Tuesday, February 10, 2009

Get Your Hands Off My 85%-Reduced Prada

A confession.

For years I have benefited from the consumption of others. A penchant for quality and an atypical stature have allowed me to build a very nice wardrobe, 50-90% off. When I dropped off my dry cleaning today, it contained labels and fabrics suggesting I must be clothes-poor, one of those credit card junkies maxing out her store line. But I paid less for those items than poly blend mall wear.

All areas of my life were easily reduced by taking advantage of wastage. I bought the day-old bread, the end of season shoes, and the we're-switching-to-a-new-line nail polish. I combined coupons and rewards programs to game the system.

I lived a reasonably luxurious life in those halcyon days. Today, as I hand over a 20% off coupon with my stack of clothes, and the dry cleaning lady regards me with the disdain reserved for the wealthy who have suddenly jumped on the coupon cutting bandwagon, I know that just as people benefited from building and flipping sub-prime homes I benefited in a small way from hyper consumption. The cheap and chic bubble has burst, leaving us only with one hundred frugal blogs flogging the benefits of lentils and Sally Ann.

Others are adopting my once rare way of life. Coupons are becoming lower quality, there are new rules against piggybacking rewards programs, and discount grocery day has become a zoo. My way of life, chic on the cheap, will soon be extinct. I knew it had to go but I will miss it. And I will grab that deeply discounted pair of classic black pumps on my way out.

1 comment:

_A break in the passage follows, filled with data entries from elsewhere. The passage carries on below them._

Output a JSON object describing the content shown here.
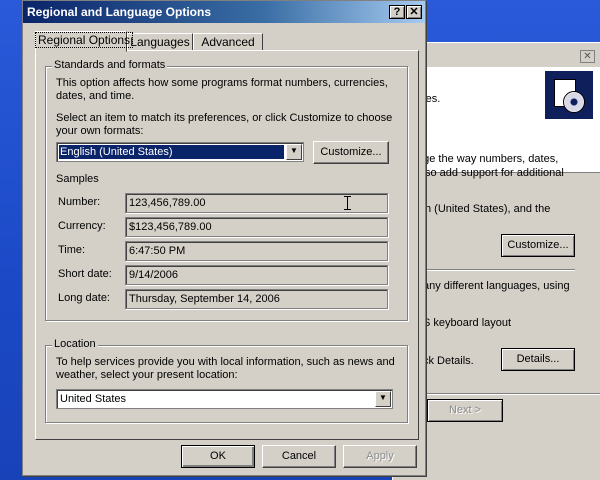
{
  "dialog": {
    "title": "Regional and Language Options",
    "help_btn": "?",
    "close_btn": "✕",
    "tabs": [
      {
        "label": "Regional Options"
      },
      {
        "label": "Languages"
      },
      {
        "label": "Advanced"
      }
    ],
    "standards": {
      "group_title": "Standards and formats",
      "description": "This option affects how some programs format numbers, currencies, dates, and time.",
      "instruction": "Select an item to match its preferences, or click Customize to choose your own formats:",
      "format_value": "English (United States)",
      "customize_label": "Customize...",
      "samples_heading": "Samples",
      "samples": [
        {
          "label": "Number:",
          "value": "123,456,789.00"
        },
        {
          "label": "Currency:",
          "value": "$123,456,789.00"
        },
        {
          "label": "Time:",
          "value": "6:47:50 PM"
        },
        {
          "label": "Short date:",
          "value": "9/14/2006"
        },
        {
          "label": "Long date:",
          "value": "Thursday, September 14, 2006"
        }
      ]
    },
    "location": {
      "group_title": "Location",
      "description": "To help services provide you with local information, such as news and weather, select your present location:",
      "value": "United States"
    },
    "footer": {
      "ok": "OK",
      "cancel": "Cancel",
      "apply": "Apply"
    }
  },
  "background_window": {
    "close_btn": "✕",
    "fragments": {
      "line1": "nguages.",
      "line2": "nge the way numbers, dates,",
      "line3": "so add support for additional",
      "line4": "h (United States), and the",
      "line5": "any different languages, using",
      "line6": "S keyboard layout",
      "line7": "ck Details."
    },
    "customize_label": "Customize...",
    "details_label": "Details...",
    "next_label": "Next >"
  }
}
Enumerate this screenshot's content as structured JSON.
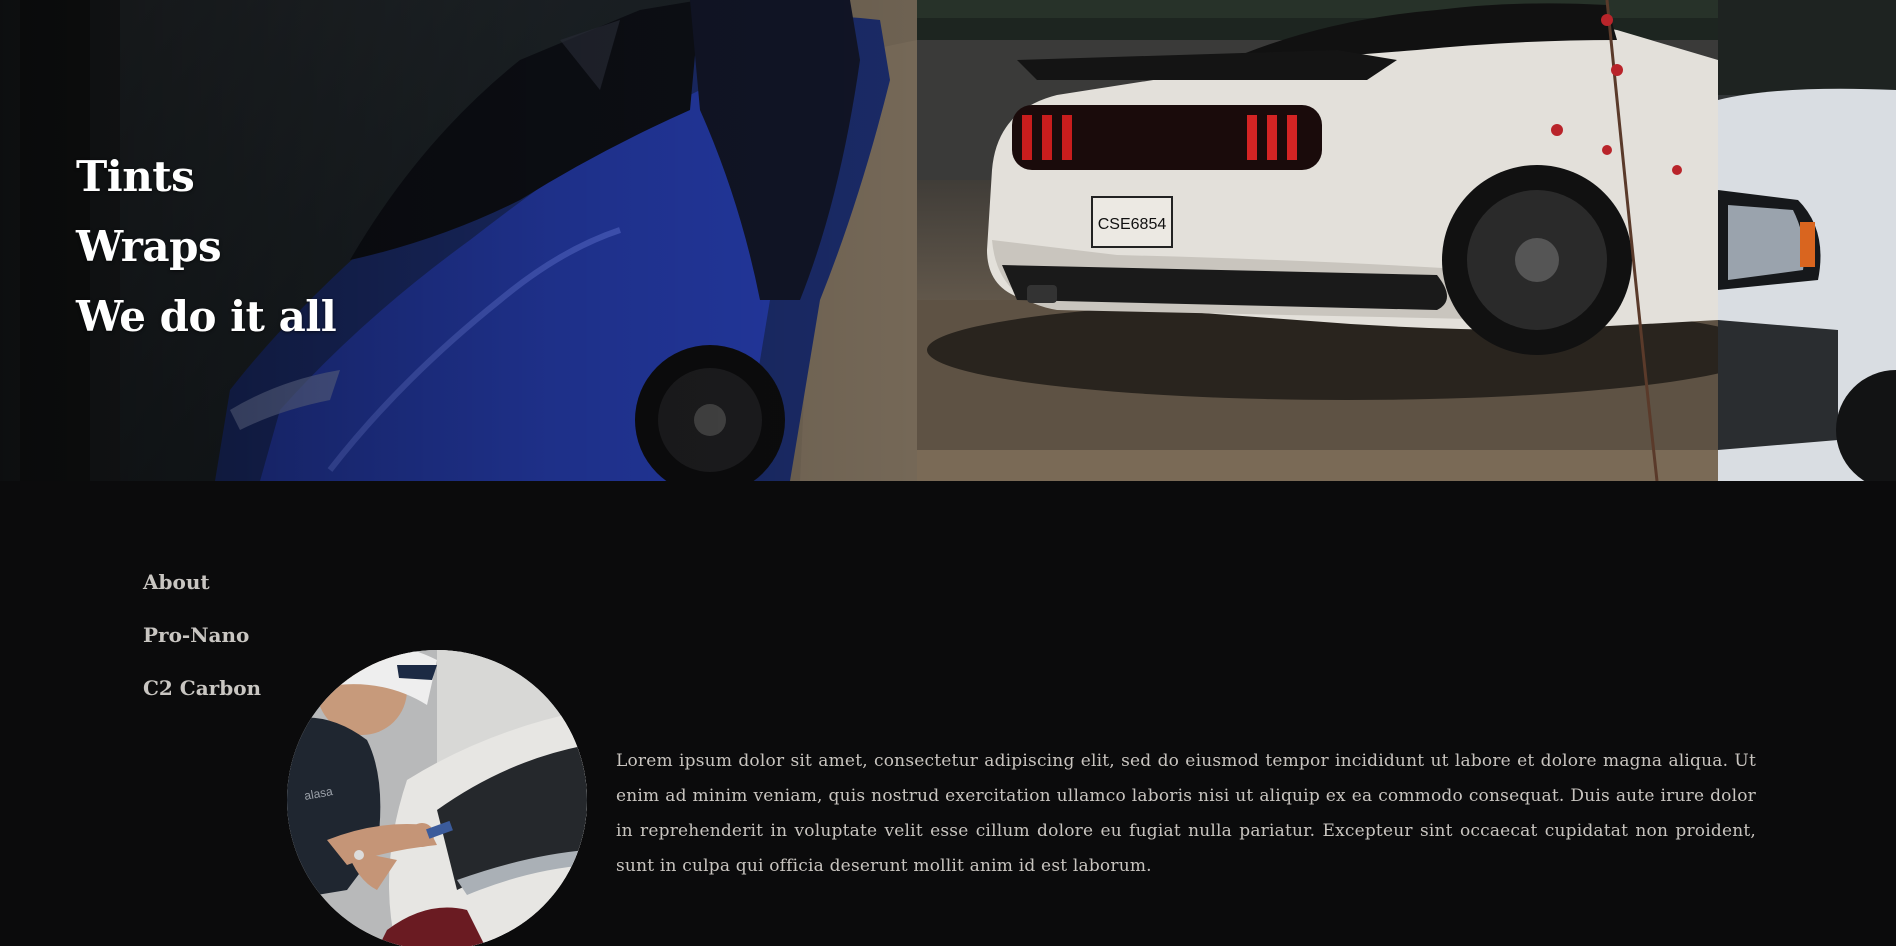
{
  "hero": {
    "lines": [
      "Tints",
      "Wraps",
      "We do it all"
    ],
    "images": {
      "left": "blue-sports-car-photo",
      "center": "white-mustang-rear-photo",
      "right": "white-truck-front-photo"
    },
    "plate_text": "CSE6854"
  },
  "nav": {
    "items": [
      {
        "label": "About"
      },
      {
        "label": "Pro-Nano"
      },
      {
        "label": "C2 Carbon"
      }
    ]
  },
  "about": {
    "image": "installer-applying-film-photo",
    "paragraph": "Lorem ipsum dolor sit amet, consectetur adipiscing elit, sed do eiusmod tempor incididunt ut labore et dolore magna aliqua. Ut enim ad minim veniam, quis nostrud exercitation ullamco laboris nisi ut aliquip ex ea commodo consequat. Duis aute irure dolor in reprehenderit in voluptate velit esse cillum dolore eu fugiat nulla pariatur. Excepteur sint occaecat cupidatat non proident, sunt in culpa qui officia deserunt mollit anim id est laborum."
  },
  "colors": {
    "background": "#0b0b0c",
    "hero_text": "#ffffff",
    "nav_text": "#c9c6c2",
    "body_text": "#c8c4bf"
  }
}
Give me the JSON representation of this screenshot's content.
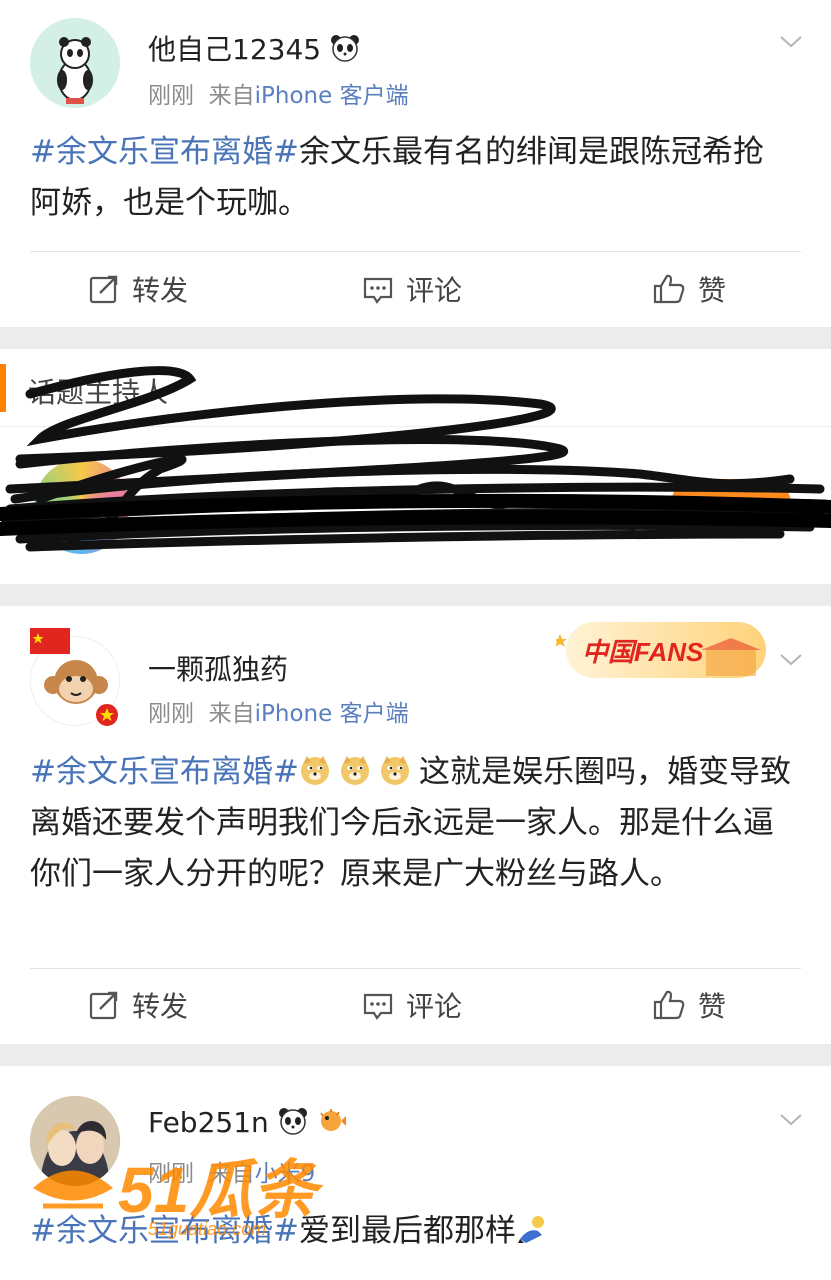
{
  "posts": [
    {
      "username": "他自己12345",
      "time": "刚刚",
      "source_prefix": "来自",
      "source": "iPhone 客户端",
      "hashtag": "#余文乐宣布离婚#",
      "text": "余文乐最有名的绯闻是跟陈冠希抢阿娇，也是个玩咖。"
    },
    {
      "username": "一颗孤独药",
      "time": "刚刚",
      "source_prefix": "来自",
      "source": "iPhone 客户端",
      "badge": "中国FANS",
      "hashtag": "#余文乐宣布离婚#",
      "text": "这就是娱乐圈吗，婚变导致离婚还要发个声明我们今后永远是一家人。那是什么逼你们一家人分开的呢？原来是广大粉丝与路人。"
    },
    {
      "username": "Feb251n",
      "time": "刚刚",
      "source_prefix": "来自",
      "source": "小米9",
      "hashtag": "#余文乐宣布离婚#",
      "text": "爱到最后都那样"
    }
  ],
  "actions": {
    "repost": "转发",
    "comment": "评论",
    "like": "赞"
  },
  "topic_section": {
    "title": "话题主持人"
  },
  "watermark": {
    "text": "51瓜条",
    "sub": "51guatiao.com"
  },
  "colors": {
    "link": "#4a74b8",
    "accent": "#ff8200",
    "meta": "#8c8c8c"
  }
}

  1. Many Americans are now adjusting their lifestyle in this recession. Some of my friends told me that presenting coupons no longer attracted weird stares.

    Frugality is now the new craze sweeping America.